BEGIN

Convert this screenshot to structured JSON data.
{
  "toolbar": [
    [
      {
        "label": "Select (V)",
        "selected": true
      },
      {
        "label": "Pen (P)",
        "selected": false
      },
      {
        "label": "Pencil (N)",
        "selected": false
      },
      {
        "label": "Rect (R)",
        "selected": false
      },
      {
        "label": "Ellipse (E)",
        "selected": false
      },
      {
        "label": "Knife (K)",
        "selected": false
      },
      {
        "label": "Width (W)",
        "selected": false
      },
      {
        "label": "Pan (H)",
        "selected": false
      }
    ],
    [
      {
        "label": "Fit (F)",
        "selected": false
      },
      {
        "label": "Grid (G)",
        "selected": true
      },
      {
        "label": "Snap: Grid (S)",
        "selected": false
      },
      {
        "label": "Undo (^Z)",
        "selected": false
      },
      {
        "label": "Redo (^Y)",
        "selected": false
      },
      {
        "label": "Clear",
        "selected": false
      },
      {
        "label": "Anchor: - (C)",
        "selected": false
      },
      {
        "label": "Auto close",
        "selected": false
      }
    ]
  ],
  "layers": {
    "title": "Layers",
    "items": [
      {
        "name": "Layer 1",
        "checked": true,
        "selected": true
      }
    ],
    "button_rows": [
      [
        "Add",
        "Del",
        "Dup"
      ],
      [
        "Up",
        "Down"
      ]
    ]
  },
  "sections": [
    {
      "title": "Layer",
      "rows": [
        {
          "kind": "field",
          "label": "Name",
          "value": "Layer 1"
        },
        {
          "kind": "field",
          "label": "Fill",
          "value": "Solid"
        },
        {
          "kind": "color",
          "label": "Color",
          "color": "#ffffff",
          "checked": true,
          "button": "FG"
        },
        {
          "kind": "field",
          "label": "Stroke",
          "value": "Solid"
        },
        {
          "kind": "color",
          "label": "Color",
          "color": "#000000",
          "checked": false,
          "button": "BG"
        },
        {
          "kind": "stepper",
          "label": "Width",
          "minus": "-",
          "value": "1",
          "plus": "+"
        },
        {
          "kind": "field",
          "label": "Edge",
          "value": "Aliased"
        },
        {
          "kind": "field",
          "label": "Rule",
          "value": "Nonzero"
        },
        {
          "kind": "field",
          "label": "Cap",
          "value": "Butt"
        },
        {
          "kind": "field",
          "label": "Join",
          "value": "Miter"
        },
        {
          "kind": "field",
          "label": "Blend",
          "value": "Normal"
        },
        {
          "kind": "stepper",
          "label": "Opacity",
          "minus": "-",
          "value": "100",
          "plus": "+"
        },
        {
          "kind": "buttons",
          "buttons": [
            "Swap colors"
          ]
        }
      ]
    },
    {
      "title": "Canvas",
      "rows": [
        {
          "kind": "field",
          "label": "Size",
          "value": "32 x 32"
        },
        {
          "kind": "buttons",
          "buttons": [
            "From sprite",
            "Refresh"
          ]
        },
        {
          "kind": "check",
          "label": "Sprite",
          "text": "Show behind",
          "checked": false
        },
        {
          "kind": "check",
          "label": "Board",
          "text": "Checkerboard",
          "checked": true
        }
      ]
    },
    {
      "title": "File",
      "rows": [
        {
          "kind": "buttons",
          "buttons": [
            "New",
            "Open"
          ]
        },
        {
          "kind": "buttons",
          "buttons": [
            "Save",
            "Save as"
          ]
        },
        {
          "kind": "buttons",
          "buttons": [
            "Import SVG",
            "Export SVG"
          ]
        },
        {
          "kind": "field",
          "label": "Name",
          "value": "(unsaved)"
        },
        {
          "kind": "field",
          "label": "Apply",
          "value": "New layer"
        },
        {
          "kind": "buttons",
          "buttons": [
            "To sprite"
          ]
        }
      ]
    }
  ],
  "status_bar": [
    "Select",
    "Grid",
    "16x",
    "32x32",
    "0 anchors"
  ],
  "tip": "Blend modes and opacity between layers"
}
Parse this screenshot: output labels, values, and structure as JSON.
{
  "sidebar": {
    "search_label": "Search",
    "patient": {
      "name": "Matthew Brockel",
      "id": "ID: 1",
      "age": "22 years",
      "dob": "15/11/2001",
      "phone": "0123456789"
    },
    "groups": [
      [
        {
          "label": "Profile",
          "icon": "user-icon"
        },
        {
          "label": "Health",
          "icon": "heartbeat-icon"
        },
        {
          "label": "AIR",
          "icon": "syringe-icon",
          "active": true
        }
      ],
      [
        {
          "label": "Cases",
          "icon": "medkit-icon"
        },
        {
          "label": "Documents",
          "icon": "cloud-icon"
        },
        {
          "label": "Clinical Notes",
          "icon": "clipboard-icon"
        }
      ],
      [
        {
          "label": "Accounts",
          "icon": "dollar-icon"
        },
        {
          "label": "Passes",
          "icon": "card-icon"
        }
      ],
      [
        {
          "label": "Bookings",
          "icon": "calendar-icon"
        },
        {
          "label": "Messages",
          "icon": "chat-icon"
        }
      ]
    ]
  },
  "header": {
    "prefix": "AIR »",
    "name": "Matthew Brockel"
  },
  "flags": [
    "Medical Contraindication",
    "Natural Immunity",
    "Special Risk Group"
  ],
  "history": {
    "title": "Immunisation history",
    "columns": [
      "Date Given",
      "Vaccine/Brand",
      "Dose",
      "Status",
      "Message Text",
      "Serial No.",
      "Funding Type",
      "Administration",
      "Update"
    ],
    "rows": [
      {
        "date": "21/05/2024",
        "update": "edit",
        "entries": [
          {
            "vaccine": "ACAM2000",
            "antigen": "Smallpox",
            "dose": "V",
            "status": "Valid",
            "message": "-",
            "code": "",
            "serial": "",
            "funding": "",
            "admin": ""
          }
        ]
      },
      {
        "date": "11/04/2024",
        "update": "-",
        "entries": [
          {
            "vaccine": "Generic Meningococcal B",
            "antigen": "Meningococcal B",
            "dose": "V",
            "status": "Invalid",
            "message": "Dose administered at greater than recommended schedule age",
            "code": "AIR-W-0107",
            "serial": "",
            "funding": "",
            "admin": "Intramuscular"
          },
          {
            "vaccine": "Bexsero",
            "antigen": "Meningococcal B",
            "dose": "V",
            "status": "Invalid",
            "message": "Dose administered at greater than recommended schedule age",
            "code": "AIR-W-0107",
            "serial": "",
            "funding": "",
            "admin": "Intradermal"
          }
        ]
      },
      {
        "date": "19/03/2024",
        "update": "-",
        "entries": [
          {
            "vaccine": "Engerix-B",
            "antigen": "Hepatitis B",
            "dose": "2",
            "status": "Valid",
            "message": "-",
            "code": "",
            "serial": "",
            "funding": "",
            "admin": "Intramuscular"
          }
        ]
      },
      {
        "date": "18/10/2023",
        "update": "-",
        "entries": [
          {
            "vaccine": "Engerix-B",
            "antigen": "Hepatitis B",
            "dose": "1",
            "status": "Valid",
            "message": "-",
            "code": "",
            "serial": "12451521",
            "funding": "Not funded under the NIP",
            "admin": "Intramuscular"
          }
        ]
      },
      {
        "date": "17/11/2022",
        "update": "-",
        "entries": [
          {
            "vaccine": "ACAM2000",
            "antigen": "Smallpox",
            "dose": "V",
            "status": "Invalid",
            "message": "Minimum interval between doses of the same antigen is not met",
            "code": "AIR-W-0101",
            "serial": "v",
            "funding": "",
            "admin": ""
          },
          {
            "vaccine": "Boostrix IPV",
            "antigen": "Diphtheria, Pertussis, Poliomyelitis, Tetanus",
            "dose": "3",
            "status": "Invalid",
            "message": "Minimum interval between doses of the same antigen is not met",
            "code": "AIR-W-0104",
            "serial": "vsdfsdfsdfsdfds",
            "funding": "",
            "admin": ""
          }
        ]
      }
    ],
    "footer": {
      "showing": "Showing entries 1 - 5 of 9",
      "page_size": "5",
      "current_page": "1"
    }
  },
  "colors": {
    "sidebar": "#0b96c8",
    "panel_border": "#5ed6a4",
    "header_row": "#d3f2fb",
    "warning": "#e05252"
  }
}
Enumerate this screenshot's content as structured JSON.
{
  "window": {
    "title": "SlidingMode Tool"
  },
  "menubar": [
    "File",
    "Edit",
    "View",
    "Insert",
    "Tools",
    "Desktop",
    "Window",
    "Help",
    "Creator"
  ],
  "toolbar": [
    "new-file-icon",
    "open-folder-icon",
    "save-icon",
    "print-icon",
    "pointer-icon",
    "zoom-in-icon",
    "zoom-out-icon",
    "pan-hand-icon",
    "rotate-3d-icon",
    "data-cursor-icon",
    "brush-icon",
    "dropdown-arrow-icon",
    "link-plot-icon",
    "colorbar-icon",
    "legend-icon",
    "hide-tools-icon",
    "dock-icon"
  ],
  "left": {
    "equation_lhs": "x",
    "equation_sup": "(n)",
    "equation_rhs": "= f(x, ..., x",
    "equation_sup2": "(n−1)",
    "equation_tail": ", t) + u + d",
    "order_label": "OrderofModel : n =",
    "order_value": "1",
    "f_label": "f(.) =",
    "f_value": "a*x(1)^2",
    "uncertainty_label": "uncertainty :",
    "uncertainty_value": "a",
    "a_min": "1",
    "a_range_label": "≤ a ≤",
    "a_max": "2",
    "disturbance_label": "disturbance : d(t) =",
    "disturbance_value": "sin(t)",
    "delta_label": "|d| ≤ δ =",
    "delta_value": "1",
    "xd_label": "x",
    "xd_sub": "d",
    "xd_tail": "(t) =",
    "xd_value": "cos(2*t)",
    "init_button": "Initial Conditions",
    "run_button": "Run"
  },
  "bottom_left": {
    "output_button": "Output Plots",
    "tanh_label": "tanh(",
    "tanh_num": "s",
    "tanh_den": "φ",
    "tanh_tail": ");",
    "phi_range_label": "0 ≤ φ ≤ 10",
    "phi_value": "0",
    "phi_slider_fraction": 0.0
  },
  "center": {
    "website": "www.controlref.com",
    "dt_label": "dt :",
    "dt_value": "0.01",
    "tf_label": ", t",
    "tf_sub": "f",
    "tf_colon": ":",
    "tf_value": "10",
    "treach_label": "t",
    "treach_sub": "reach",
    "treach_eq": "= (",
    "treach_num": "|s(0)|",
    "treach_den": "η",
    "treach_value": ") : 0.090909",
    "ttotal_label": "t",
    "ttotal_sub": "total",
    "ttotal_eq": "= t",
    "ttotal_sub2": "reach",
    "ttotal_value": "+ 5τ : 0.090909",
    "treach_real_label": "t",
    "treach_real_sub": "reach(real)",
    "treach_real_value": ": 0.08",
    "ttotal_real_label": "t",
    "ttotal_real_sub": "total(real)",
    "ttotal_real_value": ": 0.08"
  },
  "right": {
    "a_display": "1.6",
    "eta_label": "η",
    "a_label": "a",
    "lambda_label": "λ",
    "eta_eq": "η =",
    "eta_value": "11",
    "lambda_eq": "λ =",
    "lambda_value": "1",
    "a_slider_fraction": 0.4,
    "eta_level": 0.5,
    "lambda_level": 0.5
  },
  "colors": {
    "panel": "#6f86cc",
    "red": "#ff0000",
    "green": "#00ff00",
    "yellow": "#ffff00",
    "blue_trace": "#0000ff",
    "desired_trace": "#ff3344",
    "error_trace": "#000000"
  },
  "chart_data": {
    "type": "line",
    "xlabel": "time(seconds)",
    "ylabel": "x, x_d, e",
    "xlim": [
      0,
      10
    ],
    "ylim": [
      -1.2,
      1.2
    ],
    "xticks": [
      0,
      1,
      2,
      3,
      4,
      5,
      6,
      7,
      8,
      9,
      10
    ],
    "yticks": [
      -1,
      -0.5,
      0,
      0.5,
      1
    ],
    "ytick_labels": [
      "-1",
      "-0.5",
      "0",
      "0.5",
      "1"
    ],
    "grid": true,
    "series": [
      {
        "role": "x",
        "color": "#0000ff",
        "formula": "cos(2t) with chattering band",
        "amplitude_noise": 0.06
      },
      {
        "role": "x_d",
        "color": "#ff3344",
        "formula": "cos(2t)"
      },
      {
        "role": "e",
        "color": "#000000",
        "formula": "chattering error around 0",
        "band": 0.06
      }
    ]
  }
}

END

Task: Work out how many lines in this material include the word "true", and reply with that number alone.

Exercise answer: 8